So yeah, you know what? If you actually have a legitimate sulfur allergy, then don't drink wine. Sorry. Drink beer, spirits, kombucha whatever. And if you DON'T have a sulfur allergy (and most of you don't) then just get over it and enjoy. Why waste so much time worrying when you can just enjoy yourself?

I'm convinced that people use "sulfur" as an excuse to hide their hang-ups about drinking. It's a way to self-regulate something without having to assume personal responsibility.

3 comments:

brian said...

"Biodynamics is a big scam with no real significance"

Biodynamics is a little bit more involved than your article lets on, for one you bury the cow manure filled horn, but you also dig it up and use the contents mixed with water to add billions of beneficial microorganisms to you soil. Biodynamic agriculture is all about keeping your farm self contained and self-sufficient. Do a little more reseach: http://www.biodynamics.com/biodynamics.html

Anonymous said...

Biodynamics is organic farming with astrology thrown in. And a bunch of weird ass &*#$ created out of whole cloth by a guy (Rudolph Steiner) who wasn't even a farmer.

Josh said...

You said: "But there's nothing wrong with seeking out wines with these descriptors,"

I disagree when it comes to biodynamics. There is something wrong with seeking out biodynamic wine. Namely: its false advertising. There is no scientific basis that "biodynamic" wines are better than conventional wines. At least organic farming has some scientifically sound benefits in the long term over conventional farming.

I also would suggest that claiming your vineyard is "chemical free" and then spraying it with sulfites, horsetail (the extract of which is produced in factories for conventional farming as an insecticide), etc is disingenuous at best, criminal at worst.

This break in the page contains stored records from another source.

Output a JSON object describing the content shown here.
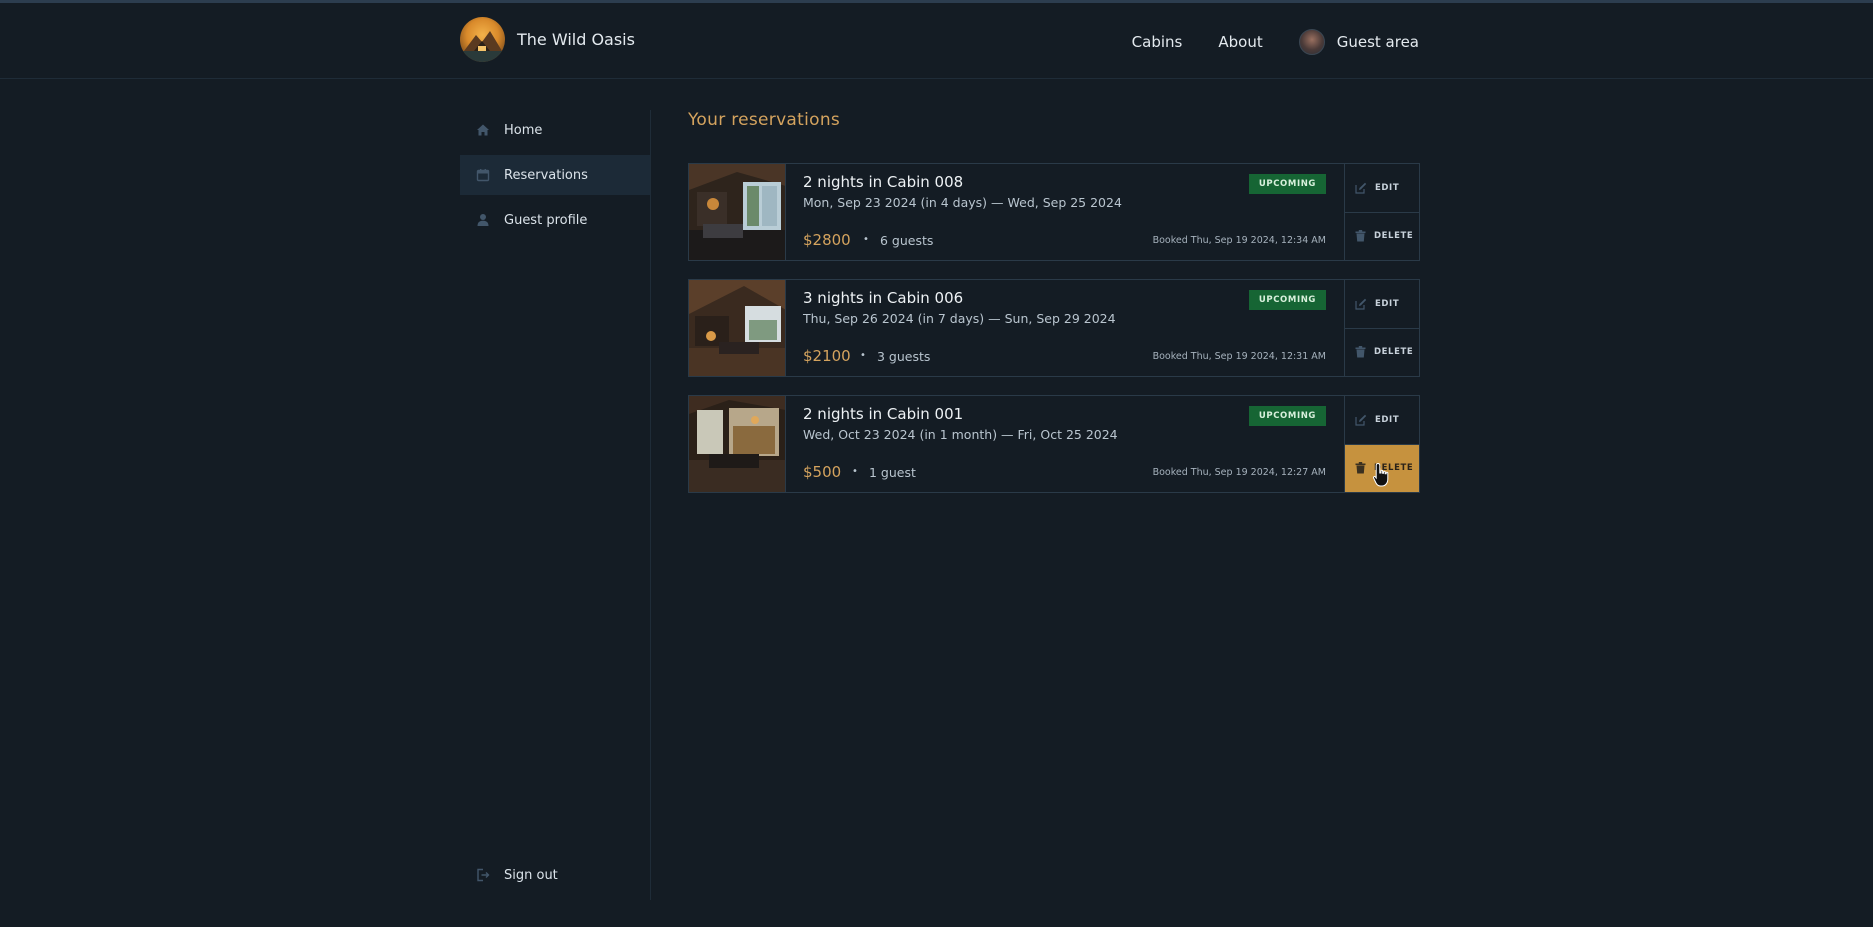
{
  "app": {
    "name": "The Wild Oasis"
  },
  "nav": {
    "cabins": "Cabins",
    "about": "About",
    "guest_area": "Guest area"
  },
  "sidebar": {
    "items": [
      {
        "label": "Home",
        "icon": "home-icon"
      },
      {
        "label": "Reservations",
        "icon": "calendar-icon",
        "active": true
      },
      {
        "label": "Guest profile",
        "icon": "user-icon"
      }
    ],
    "sign_out": "Sign out"
  },
  "page": {
    "title": "Your reservations"
  },
  "reservations": [
    {
      "title": "2 nights in Cabin 008",
      "dates": "Mon, Sep 23 2024 (in 4 days) — Wed, Sep 25 2024",
      "price": "$2800",
      "separator": "•",
      "guests": "6 guests",
      "booked": "Booked Thu, Sep 19 2024, 12:34 AM",
      "status": "UPCOMING",
      "edit": "EDIT",
      "delete": "DELETE"
    },
    {
      "title": "3 nights in Cabin 006",
      "dates": "Thu, Sep 26 2024 (in 7 days) — Sun, Sep 29 2024",
      "price": "$2100",
      "separator": "•",
      "guests": "3 guests",
      "booked": "Booked Thu, Sep 19 2024, 12:31 AM",
      "status": "UPCOMING",
      "edit": "EDIT",
      "delete": "DELETE"
    },
    {
      "title": "2 nights in Cabin 001",
      "dates": "Wed, Oct 23 2024 (in 1 month) — Fri, Oct 25 2024",
      "price": "$500",
      "separator": "•",
      "guests": "1 guest",
      "booked": "Booked Thu, Sep 19 2024, 12:27 AM",
      "status": "UPCOMING",
      "edit": "EDIT",
      "delete": "DELETE"
    }
  ],
  "colors": {
    "background": "#141c24",
    "accent": "#d4a35e",
    "badge": "#166534",
    "delete_hover": "#c6923e"
  }
}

I won't support this myself financially. Wineries labeling themselves as biodynamic are clearly angling for higher prices and to draw in a larger customer base, i.e. increased profits.

I will happily pay a bit more for organic wine since there is a scientific basis as opposed to it being simply snake oil. Organic farming in general may be flawed, but at least the basic theory is sound and well-intentioned. The companies going through organic farming merely for an advertising edge should slowly be squeezed out as the market matures.

Likewise, I hope that biodynamics is squeezed out. When it comes to our food supply, I think there is no room for inflated prices based on a hypocritical mysticism.